GLENDALE, Calif. – Actor Henry Winkler took the witness stand Wednesday in a lawsuit over the death of actor John Ritter, telling jurors he had a conversation with his friend just hours before he died.
Winkler, who played The Fonz on "Happy Days," also gave the jury a testimonial to the comedic brilliance of Ritter, who was best known for the classic sitcom "Three's Company."
"He kept everyone laughing. He was a professional," Winkler said.
Ritter, at the time starring in the TV show "8 Simple Rules ... For Dating My Teenage Daughter," died Sept. 11, 2003, after suffering a tear in his aorta, known as an aortic dissection. He was 54.
Winkler testified that on the day of Ritter's death he was doing a guest appearance on "8 Simple Rules" and he did not suspect anything seriously wrong with his friend.
At one point, he said, they were recalling old times before they were due to perform an episode in which Winkler was to play Ritter's new boss.
"We were reminiscing," Winkler said. "He was sweating (and said) 'I really need to get some water.' I said 'I really need to memorize my lines.' And he went one way and I went the other. And that was the last time I saw him."
The lawsuit says Ritter was treated for a heart attack instead of the aortic dissection and seeks $67 million from a radiologist who earlier gave Ritter a body scan and the cardiologist who treated him that day. The trial follows settlements with Providence St. Joseph Medical Center in Burbank and other medical personnel for about $14 million.
Defense attorneys have told the jury that neither doctor was responsible for Ritter's death and that the body scan two years earlier showed his aorta was of normal size and there was no sign it would dissect.
Winkler said that a while after he saw Ritter the members of the cast were told to go home but weren't told what was wrong. He said he knew it was the fifth birthday of one of Ritter's children and thought perhaps he had decided to quit early to celebrate.
"At 9 at night I was called and told he was in the hospital and at 11 or 11:30 I was called to say, 'We have lost John,"' Winkler testified.
He told jurors Ritter had been thrilled that "lightning had struck again" and he had a new hit show.
"He loved everyone in the cast, and they loved him," he said.
Much of Winkler's testimony dealt with Ritter's devotion to his wife, Amy Yasbeck, and his four children.
Asked what he thought the children would miss most about their father, Winkler replied: "His passion for life. His excitement for being on the Earth."
"Any conversation we had wrapped around his children, the pride and the love," Winkler said.

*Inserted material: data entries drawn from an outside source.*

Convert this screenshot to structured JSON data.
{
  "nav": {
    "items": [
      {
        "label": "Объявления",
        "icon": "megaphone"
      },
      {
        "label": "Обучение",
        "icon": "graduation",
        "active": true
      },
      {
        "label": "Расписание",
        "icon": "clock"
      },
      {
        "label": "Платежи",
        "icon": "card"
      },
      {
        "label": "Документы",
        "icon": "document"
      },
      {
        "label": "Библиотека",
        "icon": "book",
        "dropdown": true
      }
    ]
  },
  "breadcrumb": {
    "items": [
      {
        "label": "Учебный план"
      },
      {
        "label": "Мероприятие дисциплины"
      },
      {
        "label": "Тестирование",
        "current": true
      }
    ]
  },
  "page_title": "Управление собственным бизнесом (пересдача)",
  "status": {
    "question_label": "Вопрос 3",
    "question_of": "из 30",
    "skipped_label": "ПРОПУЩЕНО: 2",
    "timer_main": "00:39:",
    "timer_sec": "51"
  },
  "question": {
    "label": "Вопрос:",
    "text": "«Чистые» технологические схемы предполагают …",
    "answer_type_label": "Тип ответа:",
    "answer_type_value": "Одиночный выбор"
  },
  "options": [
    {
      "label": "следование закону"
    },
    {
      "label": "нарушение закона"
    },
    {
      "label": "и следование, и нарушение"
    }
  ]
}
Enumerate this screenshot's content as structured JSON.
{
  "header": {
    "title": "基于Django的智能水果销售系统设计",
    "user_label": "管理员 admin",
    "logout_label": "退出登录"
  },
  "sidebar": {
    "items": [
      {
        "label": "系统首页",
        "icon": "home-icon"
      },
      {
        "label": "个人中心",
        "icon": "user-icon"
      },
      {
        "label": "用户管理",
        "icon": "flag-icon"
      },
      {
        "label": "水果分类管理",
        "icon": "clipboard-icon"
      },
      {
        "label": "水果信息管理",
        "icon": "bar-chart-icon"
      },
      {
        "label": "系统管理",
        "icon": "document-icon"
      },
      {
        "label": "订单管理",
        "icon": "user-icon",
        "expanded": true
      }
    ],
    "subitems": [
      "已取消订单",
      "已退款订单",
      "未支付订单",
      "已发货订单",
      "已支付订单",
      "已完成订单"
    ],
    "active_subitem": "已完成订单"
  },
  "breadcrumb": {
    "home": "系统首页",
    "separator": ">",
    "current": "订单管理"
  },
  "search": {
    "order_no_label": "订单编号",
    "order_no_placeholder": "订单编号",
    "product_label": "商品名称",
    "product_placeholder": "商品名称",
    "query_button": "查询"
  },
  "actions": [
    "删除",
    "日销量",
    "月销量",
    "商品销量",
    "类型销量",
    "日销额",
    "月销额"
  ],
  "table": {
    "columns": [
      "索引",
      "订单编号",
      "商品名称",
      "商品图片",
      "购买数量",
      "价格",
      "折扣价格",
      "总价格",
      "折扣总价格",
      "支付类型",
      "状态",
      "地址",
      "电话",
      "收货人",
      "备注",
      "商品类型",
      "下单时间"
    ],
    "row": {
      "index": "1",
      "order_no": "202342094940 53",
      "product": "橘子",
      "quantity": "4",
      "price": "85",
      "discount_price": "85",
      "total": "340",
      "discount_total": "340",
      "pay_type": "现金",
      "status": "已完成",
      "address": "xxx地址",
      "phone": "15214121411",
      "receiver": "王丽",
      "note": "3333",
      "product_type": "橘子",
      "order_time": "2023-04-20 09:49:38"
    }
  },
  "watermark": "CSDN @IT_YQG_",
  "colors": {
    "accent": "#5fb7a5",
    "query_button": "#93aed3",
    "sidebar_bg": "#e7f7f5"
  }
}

Ritter and Yasbeck "were an incredible team. ... They were like two sides of a whole," Winkler said.
Yasbeck wiped her eyes several times during Winkler's testimony.
Outside court, Winkler talked to reporters but would not comment on whether he believed the doctors were to blame.
A renowned expert on thoracic aortic disease said in testimony after Winkler's that the cardiologist, Dr. Joseph Lee, caused Ritter's death by providing substandard care.
Dr. John Elefteriades, chief of cardiothoracic surgery at Yale University and Yale-New Haven Hospital, said he had never before given such harsh testimony against a cardiologist.
"It's very difficult for me, and I'm here with a very heavy heart," he said. "But for one tragic decision, Mr. Ritter would have been alive. I couldn't find a way to justify the events."
The tragic decision, he said, was Lee's judgment that Ritter was having a heart attack and needed to be rushed into treatment. He said that had a chest X-ray been immediately taken, the tear in Ritter's aorta would have been found and he could have been taken to surgery.
Defense attorney Stephen C. Fraser attacked the expert on cross-examination, suggesting he was biased because Ritter's wife had recently spoken at a symposium arranged by Elefteriades and dedicated to the memory of Ritter.
The defense was expected to call its own experts on the disease.